This shows that they held their non-binary status before taking on the Symbiont. Blu also went out of their way to confirm that Adira’s non-binary status was established long before they become a host to the symbiont. They officially declared themself non-binary shortly after proper pronouns began to be used in the show.
It is a small revelation, but definitely one of significance.
One could argue that Adira’s non-binary identity leaves them particularly receptive to the vast array of memories of the Symbiont, both male and female. Not only are they a suitable host, but they are also the ideal one.
Why This Is Important“I’ve never seen a hero like me in the sci-fi,” transgender actor, Ian Alexanders, quotes an FKA Twigs song. Serving as the boyfriend of Adira Tal in the series, Ian plays the Trill, Grey. This is the real importance of mainstream sci-fi franchises like Star Trek taking a deeper and more understanding look at LGBTQ+ characters.
Star Trek is “the future” and it should offer a hopeful look at the interconnected nature of humanity. Obviously, it makes sense that the LGBTQ+ community’s place in society would be much more solidified. Like Roddenberry’s original vision of a more united Human race, it gives the underrepresented something to hope for.
It plants seeds of acceptance and diversity in the consciousness of the general public. It opens doors in the minds and hearts of its viewers.
What’s Next?This coming year is going to be simply packed with Star Trek. We have the second season of Lower Decks, the fourth season of Discovery, the premiere season of Prodigy. Plus, the second season of Picard. Something we can hope for is that the producers and writers will keep stretching out towards more varied pools of talent.
It is a point of pride for Star Trek to explore new frontiers and humanize them for the general public.
Despite being a simple, sometimes campy premise, Star Trek has never shied away from trying to be something better. It is certainly not above making a misstep or two, (looking at you Enterprise). Yet the willingness to take a risk on a new idea or in support of a new group cannot be discounted. In our journeys through the stars, we’ve seen the promise of a more accepting future closer to home.

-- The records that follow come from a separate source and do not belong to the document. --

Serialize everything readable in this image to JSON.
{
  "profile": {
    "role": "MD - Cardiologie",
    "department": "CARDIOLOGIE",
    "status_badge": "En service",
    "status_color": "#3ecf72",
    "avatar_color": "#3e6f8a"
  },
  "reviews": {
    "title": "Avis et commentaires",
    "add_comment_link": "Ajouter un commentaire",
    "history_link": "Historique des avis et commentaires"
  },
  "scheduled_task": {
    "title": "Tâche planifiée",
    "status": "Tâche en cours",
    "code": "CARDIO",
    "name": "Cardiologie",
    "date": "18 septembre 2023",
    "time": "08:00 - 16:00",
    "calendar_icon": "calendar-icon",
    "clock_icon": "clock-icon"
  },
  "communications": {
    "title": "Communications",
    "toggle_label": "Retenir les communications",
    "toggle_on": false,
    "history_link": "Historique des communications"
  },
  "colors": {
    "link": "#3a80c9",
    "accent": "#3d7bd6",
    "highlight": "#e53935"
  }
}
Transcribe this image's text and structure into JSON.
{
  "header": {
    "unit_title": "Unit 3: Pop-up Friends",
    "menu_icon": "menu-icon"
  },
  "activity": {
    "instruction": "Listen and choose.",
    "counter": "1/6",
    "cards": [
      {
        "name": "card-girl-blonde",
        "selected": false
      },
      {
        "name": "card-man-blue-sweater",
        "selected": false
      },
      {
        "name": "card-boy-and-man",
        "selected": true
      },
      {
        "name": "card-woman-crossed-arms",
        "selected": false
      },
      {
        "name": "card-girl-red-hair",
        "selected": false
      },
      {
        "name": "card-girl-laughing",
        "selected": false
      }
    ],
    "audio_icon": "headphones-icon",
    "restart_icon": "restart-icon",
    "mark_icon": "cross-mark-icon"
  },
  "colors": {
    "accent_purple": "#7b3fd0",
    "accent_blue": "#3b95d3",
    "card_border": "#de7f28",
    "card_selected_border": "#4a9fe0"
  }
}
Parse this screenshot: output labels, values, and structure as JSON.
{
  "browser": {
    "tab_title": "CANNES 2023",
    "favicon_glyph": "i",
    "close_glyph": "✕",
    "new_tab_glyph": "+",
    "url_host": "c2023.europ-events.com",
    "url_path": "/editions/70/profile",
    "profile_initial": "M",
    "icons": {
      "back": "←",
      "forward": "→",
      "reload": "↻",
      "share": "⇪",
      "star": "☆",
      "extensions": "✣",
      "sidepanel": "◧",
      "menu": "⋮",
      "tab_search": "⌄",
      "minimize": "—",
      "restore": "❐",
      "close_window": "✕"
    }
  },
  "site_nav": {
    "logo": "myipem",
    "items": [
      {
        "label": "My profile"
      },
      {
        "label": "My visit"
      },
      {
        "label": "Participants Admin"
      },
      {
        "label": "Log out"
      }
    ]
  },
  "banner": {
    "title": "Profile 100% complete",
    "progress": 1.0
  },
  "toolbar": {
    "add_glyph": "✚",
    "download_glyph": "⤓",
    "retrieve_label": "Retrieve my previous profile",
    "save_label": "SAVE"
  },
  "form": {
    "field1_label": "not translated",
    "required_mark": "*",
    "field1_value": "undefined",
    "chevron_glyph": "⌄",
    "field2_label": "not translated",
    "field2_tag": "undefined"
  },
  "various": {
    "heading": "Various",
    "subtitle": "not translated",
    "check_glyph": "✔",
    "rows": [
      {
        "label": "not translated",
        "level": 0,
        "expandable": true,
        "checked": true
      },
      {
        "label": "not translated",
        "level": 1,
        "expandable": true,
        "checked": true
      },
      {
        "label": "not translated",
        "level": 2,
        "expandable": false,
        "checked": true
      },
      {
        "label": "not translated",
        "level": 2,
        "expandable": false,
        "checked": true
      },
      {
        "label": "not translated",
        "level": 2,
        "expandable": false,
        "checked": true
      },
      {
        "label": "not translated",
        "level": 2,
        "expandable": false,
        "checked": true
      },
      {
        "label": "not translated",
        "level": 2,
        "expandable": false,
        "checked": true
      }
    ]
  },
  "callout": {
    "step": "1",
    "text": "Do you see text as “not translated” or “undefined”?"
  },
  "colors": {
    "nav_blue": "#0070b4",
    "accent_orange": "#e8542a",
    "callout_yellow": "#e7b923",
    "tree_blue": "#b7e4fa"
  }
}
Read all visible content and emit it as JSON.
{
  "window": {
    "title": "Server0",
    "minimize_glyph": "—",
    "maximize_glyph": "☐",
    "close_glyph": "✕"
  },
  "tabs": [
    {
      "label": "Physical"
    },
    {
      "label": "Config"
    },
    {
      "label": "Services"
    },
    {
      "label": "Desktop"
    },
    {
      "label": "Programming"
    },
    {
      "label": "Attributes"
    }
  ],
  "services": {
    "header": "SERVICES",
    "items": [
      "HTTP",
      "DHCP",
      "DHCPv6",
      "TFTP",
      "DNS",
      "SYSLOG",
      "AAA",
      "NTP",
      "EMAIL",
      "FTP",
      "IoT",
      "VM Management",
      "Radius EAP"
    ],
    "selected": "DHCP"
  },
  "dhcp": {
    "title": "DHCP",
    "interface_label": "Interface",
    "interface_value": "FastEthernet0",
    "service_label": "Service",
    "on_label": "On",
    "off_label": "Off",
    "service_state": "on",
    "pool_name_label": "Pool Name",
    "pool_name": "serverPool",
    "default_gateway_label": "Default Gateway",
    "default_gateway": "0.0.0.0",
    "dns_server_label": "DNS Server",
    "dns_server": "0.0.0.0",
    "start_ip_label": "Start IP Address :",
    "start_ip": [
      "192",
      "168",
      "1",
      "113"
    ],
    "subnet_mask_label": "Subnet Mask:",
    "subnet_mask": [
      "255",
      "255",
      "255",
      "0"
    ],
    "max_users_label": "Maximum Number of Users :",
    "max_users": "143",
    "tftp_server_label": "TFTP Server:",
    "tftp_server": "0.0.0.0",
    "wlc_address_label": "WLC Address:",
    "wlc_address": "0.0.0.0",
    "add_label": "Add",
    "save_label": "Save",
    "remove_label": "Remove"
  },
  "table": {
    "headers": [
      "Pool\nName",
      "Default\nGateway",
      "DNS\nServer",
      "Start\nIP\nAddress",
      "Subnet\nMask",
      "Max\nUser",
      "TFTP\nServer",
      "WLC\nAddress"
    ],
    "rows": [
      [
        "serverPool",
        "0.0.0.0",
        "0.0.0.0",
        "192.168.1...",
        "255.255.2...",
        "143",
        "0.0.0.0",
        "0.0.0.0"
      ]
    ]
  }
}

The Adira Tal character might be just another way Star Trek tries to be more open and inclusive. Yet to the non-binary community, a portion of the LGBTQ+ community that does not get a lot of media heroes, Adira is a huge asset. We hope to continue to see them thriving on Discovery or another area of Star Trek for a long time to come. If only Star Wars could be as inclusive…